Securing increased sales is also related to the ability to rapidly adjust to the competitive environment. Most of us are sensitve to pricing and customers will often look for peer reviews to find the best place and time to buy an item. Being able to quickly adjust to this competitive environment will be key for increasing sales and sometimes even for survival.
M2M and mobile devices will play an increasing role in customer profiling.
There are today many data sources that are already in digital format and could be used in a big data context. From a retailer context we have customer information, this is often tied to the purchases done in that store through an opt-in loyalty program. Then there are the product catalogues and the actual status of the inventory.
The next step in personalization is coming from Mobile Devices, through applications which will let customers specify preferences, provide navigation capabilities to be guided to the right store, get relevant advertising and also get recommendations from other customers on the items they are interested in.
I think though that the biggest disruption might come from a smart usage of video cameras (e.g. surveillance camera) and other M2M sensors. Images from cameras in a store could help identifying who you are and support retailers to pul up a full profile of your customer preferences. Most of us tend to trade in privacy for convenience, so I have not doubt that every individual will sooner or later have pictures of himself tagged somewhere on the net and that could be the starting point to pull more information about you as a customer. But there are other mechanisms to identify you as a person as for instance foursquare check-ins or the social media profile you are using when logging to wifi.

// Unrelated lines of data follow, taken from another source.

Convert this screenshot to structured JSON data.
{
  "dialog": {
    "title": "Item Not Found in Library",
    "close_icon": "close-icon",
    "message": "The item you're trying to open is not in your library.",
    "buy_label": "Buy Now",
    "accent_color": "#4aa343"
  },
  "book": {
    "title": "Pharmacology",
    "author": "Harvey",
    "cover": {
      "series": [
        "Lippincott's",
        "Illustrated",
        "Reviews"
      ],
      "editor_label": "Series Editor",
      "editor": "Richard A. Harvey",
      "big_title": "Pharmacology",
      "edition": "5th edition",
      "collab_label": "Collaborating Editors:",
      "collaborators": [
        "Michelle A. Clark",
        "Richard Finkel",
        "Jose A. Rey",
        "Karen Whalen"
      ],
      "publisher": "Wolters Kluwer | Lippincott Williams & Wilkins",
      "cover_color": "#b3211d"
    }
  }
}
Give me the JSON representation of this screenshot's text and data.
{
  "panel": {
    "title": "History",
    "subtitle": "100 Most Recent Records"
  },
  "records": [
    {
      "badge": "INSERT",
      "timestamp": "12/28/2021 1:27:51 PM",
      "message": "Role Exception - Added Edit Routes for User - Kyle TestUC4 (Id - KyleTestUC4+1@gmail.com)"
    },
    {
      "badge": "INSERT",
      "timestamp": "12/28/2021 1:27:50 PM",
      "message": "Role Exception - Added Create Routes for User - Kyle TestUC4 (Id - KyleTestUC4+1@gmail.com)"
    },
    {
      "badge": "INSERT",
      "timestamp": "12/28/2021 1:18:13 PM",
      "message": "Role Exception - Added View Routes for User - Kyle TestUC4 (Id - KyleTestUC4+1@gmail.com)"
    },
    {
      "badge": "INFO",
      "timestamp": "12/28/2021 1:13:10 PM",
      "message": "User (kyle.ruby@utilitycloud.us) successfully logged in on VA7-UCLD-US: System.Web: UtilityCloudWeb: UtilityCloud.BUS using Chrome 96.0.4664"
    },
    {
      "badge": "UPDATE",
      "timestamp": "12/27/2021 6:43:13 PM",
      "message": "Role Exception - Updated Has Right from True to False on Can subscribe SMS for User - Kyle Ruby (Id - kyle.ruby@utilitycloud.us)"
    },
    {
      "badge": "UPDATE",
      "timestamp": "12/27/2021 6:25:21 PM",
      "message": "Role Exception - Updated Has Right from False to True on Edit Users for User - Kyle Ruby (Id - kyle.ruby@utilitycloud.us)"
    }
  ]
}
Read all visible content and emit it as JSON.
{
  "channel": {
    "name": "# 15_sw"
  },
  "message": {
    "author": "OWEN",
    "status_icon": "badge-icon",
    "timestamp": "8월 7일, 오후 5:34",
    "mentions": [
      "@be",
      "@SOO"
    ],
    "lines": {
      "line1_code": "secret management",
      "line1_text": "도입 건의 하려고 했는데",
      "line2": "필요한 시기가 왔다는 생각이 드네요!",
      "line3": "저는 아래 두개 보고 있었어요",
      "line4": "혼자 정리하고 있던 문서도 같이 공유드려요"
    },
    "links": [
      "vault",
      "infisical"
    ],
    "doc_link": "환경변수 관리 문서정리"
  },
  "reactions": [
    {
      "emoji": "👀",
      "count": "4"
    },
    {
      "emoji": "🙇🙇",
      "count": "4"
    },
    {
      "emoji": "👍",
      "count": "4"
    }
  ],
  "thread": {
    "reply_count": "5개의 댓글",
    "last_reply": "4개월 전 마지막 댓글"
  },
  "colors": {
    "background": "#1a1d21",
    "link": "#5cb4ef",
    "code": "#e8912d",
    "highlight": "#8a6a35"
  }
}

Location information is going to be quite important to target shoppers. This could be obtained from mobile systems, wifi or tracking from video cameras. Video cameras could also be used to analyze how customers are focusing on different items in the store. This could help understand interest for certain items and maybe also decide when and what to discount. Another application of video camera is for instance to get the right sizes of the customers when entering a fashion store.
Digital signage in shopping malls and retail store can also be used to provide tailored messages and personalized ads to shoppers in or outside the store. A few seconds is probably enough to reach out to a shopper with the right message and the impact of the advertisement can probably be measured if the sale is done within the next hour. Digital signage could also be used with cameras to analyze shopping carts and make a last second recommendation on something you might have forgotten to buy.
Other smart devices collecting data about users could be smart mirrors, that record reactions when trying out clothes or screens that provide a personalized greeting when entering a store.
The future of retail – Smart Shopping malls
If I picture the future of retail I would imagine a smart shopping mall where customer experience is at the heart of this business. I would enter the mall and get greeted with a personalized message, the map of the mall would be downloaded to my mobile and I would get a recommendations on a few stores to visit. I would get discounts for the items I been looking for, especially the I have been reading recommendations about on the internet. This would be part of the profile information the mall is pulling up for me. As I walk and watch the digital signs I see more information about the products I am interested in. I enter a shop. The clerk again greets me and guides me directly to the item I am looking for and provides also alternative color options based on my preferences. Not much to ask me since he has all this information on a tablet. As the clerk knows I am price sensitive he gives me an extra discount. If I picture the future of retail I would imagine a smart shopping mall where customer experience is at the heart of this business and where bigdata and analytics provide value at every step .